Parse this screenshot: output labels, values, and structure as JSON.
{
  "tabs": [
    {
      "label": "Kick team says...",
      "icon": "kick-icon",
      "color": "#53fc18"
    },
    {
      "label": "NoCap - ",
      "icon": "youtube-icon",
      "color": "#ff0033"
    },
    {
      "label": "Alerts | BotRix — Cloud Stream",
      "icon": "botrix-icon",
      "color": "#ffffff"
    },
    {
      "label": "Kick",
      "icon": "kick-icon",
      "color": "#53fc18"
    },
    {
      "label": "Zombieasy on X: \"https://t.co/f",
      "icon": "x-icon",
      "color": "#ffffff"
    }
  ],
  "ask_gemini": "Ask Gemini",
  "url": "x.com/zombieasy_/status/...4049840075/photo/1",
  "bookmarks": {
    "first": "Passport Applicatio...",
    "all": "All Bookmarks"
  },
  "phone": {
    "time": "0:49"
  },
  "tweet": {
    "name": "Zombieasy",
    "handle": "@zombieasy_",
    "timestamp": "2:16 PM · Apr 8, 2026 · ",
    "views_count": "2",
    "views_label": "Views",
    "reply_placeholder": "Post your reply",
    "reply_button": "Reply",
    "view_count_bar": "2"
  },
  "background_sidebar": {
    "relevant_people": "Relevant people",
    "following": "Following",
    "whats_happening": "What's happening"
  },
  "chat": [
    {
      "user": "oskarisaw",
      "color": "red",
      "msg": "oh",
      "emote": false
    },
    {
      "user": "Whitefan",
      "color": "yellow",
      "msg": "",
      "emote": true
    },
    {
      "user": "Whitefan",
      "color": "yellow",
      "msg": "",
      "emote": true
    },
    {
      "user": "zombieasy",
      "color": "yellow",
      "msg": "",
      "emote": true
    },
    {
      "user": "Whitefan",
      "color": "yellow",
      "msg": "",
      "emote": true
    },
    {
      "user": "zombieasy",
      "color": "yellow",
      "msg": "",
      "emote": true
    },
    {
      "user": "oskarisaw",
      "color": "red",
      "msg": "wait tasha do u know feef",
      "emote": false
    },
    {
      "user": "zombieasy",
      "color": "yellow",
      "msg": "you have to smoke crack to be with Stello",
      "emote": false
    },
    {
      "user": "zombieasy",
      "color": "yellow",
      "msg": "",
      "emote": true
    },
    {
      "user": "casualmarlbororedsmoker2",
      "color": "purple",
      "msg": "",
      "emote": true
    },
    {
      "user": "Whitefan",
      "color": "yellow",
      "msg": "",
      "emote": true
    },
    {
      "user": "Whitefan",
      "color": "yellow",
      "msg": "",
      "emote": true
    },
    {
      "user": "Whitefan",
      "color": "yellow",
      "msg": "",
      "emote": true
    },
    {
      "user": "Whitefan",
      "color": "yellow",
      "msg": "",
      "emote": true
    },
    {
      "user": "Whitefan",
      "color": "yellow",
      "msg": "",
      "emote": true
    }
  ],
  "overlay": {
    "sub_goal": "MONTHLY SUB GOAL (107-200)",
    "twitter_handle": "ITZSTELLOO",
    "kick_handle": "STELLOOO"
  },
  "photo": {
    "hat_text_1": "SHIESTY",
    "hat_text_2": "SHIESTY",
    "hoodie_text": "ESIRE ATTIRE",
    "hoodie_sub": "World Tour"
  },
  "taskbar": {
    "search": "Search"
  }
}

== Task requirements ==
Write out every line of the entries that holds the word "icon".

== Exercise response ==
      "icon": "kick-icon",
      "icon": "youtube-icon",
      "icon": "botrix-icon",
      "icon": "kick-icon",
      "icon": "x-icon",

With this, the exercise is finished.